Opinion | ISRO’s Moonwalk1 min read . Updated: 12 Jul 2019, 07:08 PM IST
Chandrayaan-2 will lift off from the Indian Space Research Organisation’s launch facility in Sriharikota on Monday
In the wee hours on Monday, India will launch its second lunar mission. Chandrayaan-2 will lift off from the Indian Space Research Organisation’s launch facility in Sriharikota. The mission will deploy an orbiter around the moon, softly set down a lander near its south pole, and then roll out a lunar rover to collect data. India’s first moon mission, launched in 2008, had detected telltale signs of water molecules. This one will explore the possibility of water’s presence on the far side.
The mission adds yet another feather in our space agency’s cap. To put the goal in context, if the venture succeeds, India would become only the fourth country after the former Soviet Union, US and China to land a spacecraft on the moon. Even a technologically-advanced country like Israel failed in carrying out a Moon landing earlier this year. India’s mission aims to land on the so-called “dark side" of the Moon, which gets very little sunlight that is essential for solar-powered instruments. Other missions have mostly landed near the Moon’s equator.

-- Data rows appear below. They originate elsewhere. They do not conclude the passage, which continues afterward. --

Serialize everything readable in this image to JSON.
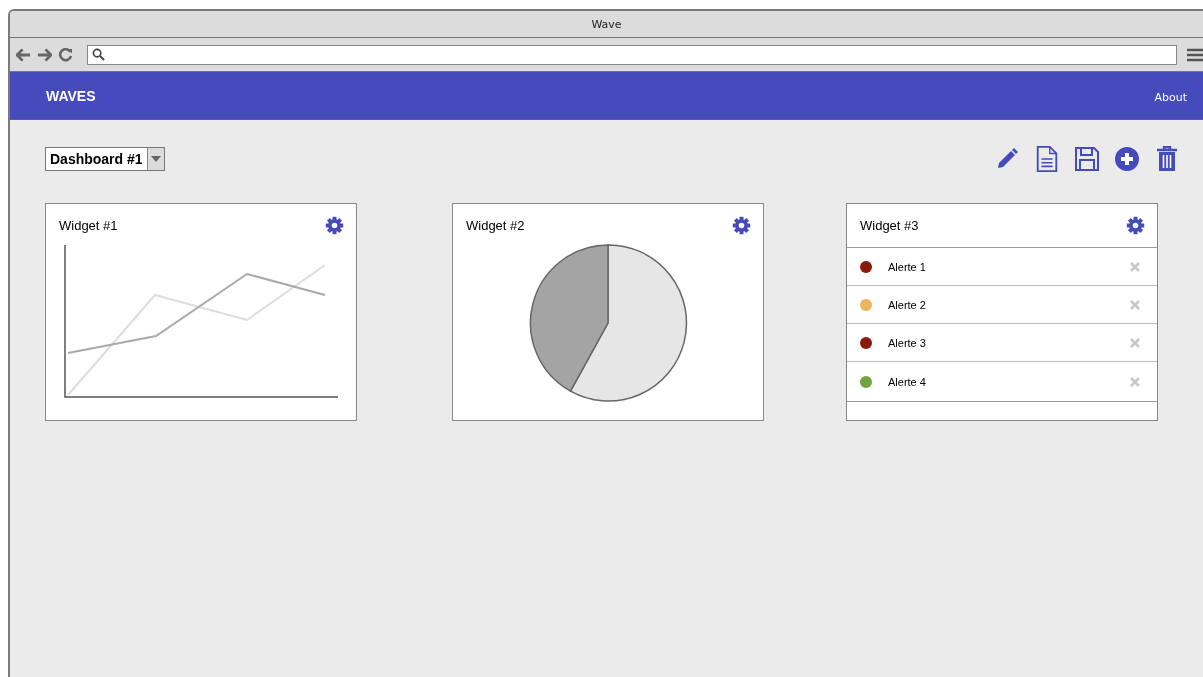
{
  "window": {
    "title": "Wave"
  },
  "navbar": {
    "brand": "WAVES",
    "links": [
      "About"
    ]
  },
  "dashboard_select": {
    "value": "Dashboard #1"
  },
  "widgets": [
    {
      "kind": "line",
      "title": "Widget #1"
    },
    {
      "kind": "pie",
      "title": "Widget #2"
    },
    {
      "kind": "alerts",
      "title": "Widget #3",
      "alerts": [
        {
          "label": "Alerte 1",
          "color": "#8b1a0e"
        },
        {
          "label": "Alerte 2",
          "color": "#eeb260"
        },
        {
          "label": "Alerte 3",
          "color": "#8b1a0e"
        },
        {
          "label": "Alerte 4",
          "color": "#6fa43e"
        }
      ]
    }
  ]
}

ISRO has earned a global reputation for advanced space missions undertaken at a fraction of the cost incurred by other countries. This Moon mission is no different. It will cost less than ₹1,000 crore, or about $145 million. That’s perhaps less than what it costs to make a Hollywood movie. Some argue that this money could be better spent on the poor. But the two objectives are independent of each other. Our space research must not slow. It would help foster a scientific temper in the country, encourage innovation and perhaps result in discoveries that could be of immense commercial value in time to come. A small step for ISRO could turn out to be a giant leap for the rest of us.